## SUPPLIED DATA
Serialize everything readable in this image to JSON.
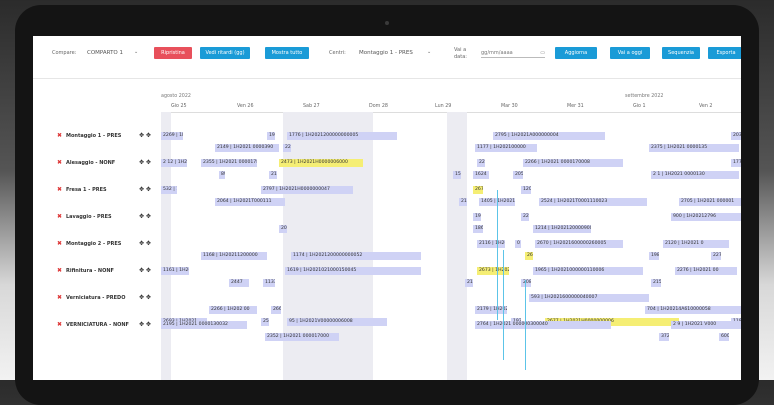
{
  "toolbar": {
    "compare_label": "Compare:",
    "compare_value": "COMPARTO 1",
    "ripristina": "Ripristina",
    "vedi_ritardi": "Vedi ritardi (gg)",
    "mostra_tutto": "Mostra tutto",
    "centri_label": "Centri:",
    "centri_value": "Montaggio 1 - PRES",
    "vai_label": "Vai a",
    "vai_label2": "data:",
    "date_placeholder": "gg/mm/aaaa",
    "aggiorna": "Aggiorna",
    "vai_oggi": "Vai a oggi",
    "sequenzia": "Sequenzia",
    "esporta": "Esporta"
  },
  "timeline": {
    "month1": "agosto 2022",
    "month2": "settembre 2022",
    "days": [
      "Gio 25",
      "Ven 26",
      "Sab 27",
      "Dom 28",
      "Lun 29",
      "Mar 30",
      "Mer 31",
      "Gio 1",
      "Ven 2"
    ]
  },
  "rows": [
    {
      "name": "Montaggio 1 - PRES",
      "bars": [
        "2269 | 1H2(",
        "198",
        "1776 | 1H2021200000000005",
        "",
        "2795 | 1H2021A000000004",
        "203",
        "2149 | 1H2021 0000390",
        "227",
        "1177 | 1H202100000",
        "2375 | 1H2021 0000135"
      ]
    },
    {
      "name": "Alesaggio - NONF",
      "bars": [
        "2 12 | 1H2",
        "2355 | 1H2021 0000178",
        "2473 | 1H2021H0000006000",
        "22",
        "2266 | 1H2021 0000170008",
        "1779",
        "89",
        "211",
        "155",
        "1624",
        "2051",
        "2 1 | 1H2021 0000130"
      ]
    },
    {
      "name": "Fresa 1 - PRES",
      "bars": [
        "532 | 1H20",
        "2797 | 1H2021H0000000047",
        "267",
        "1209",
        "2064 | 1H2021T000111",
        "211",
        "1405 | 1H20212",
        "2524 | 1H2021T0001110023",
        "2705 | 1H2021 000001"
      ]
    },
    {
      "name": "Lavaggio - PRES",
      "bars": [
        "193",
        "227",
        "900 | 1H20212796",
        "2069",
        "1869",
        "1214 | 1H20212000090011"
      ]
    },
    {
      "name": "Montaggio 2 - PRES",
      "bars": [
        "2116 | 1H2021",
        "0",
        "2670 | 1H2021600000260005",
        "2120 | 1H2021 0",
        "1168 | 1H20211200000",
        "1174 | 1H2021200000000052",
        "2676",
        "198",
        "227"
      ]
    },
    {
      "name": "Rifinitura - NONF",
      "bars": [
        "2276 | 1H2021",
        "1161 | 1H20",
        "1619 | 1H2021021000150045",
        "2673 | 1H2021",
        "1965 | 1H2021000000110006",
        "2276 | 1H2021 00",
        "2447",
        "1133 | 16",
        "211",
        "2085",
        "2155"
      ]
    },
    {
      "name": "Verniciatura - PREDO",
      "bars": [
        "593 | 1H2021600000040007",
        "2266 | 1H202 00",
        "2665",
        "2179 | 1H2021 0",
        "704 | 1H20214A610000058",
        "2693 | 1H2021",
        "2563",
        "95 | 1H2021V00000006008",
        "1929",
        "2677 | 1H2021H0000000006",
        "1183"
      ]
    },
    {
      "name": "VERNICIATURA - NONF",
      "bars": [
        "2195 | 1H2021 0000130032",
        "2764 | 1H2021 000000300040",
        "2 9 | 1H2021 V000",
        "2352 | 1H2021 000017000",
        "372",
        "600"
      ]
    },
    {
      "name": "",
      "bars": []
    }
  ]
}
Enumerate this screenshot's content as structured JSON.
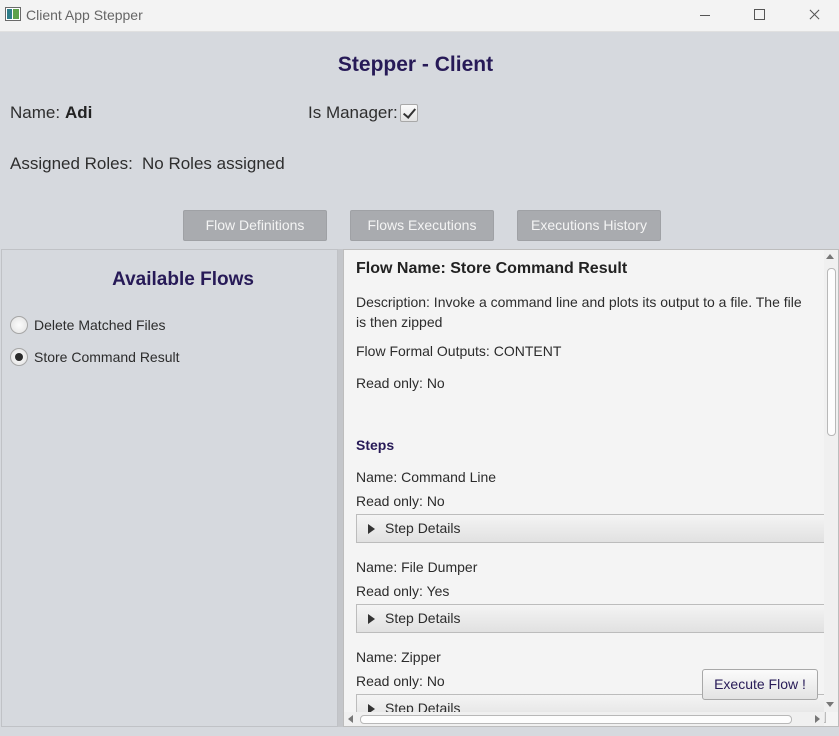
{
  "window": {
    "title": "Client App Stepper"
  },
  "header": {
    "title": "Stepper - Client",
    "name_label": "Name:",
    "name_value": "Adi",
    "manager_label": "Is Manager:",
    "is_manager": true,
    "roles_label": "Assigned Roles:",
    "roles_value": "No Roles assigned"
  },
  "tabs": [
    "Flow Definitions",
    "Flows Executions",
    "Executions History"
  ],
  "sidebar": {
    "title": "Available Flows",
    "flows": [
      {
        "label": "Delete Matched Files",
        "selected": false
      },
      {
        "label": "Store Command Result",
        "selected": true
      }
    ]
  },
  "details": {
    "flow_name": "Flow Name: Store Command Result",
    "description": "Description: Invoke a command line and plots its output to a file. The file is then zipped",
    "formal_outputs": "Flow Formal Outputs: CONTENT",
    "read_only": "Read only: No",
    "steps_heading": "Steps",
    "step_details_label": "Step Details",
    "steps": [
      {
        "name": "Name: Command Line",
        "read_only": "Read only: No"
      },
      {
        "name": "Name: File Dumper",
        "read_only": "Read only: Yes"
      },
      {
        "name": "Name: Zipper",
        "read_only": "Read only: No"
      }
    ],
    "execute_label": "Execute Flow !"
  }
}
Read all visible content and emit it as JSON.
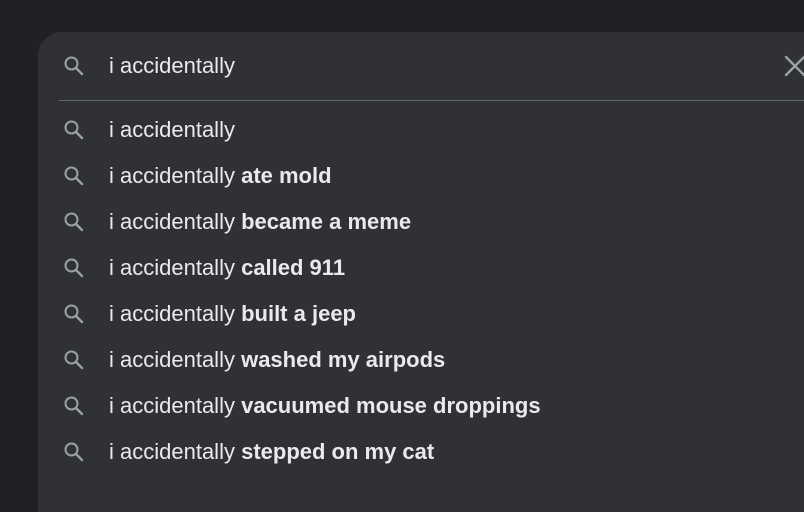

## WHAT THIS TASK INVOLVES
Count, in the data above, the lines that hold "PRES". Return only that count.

## RESPONSE TO THIS EXERCISE
5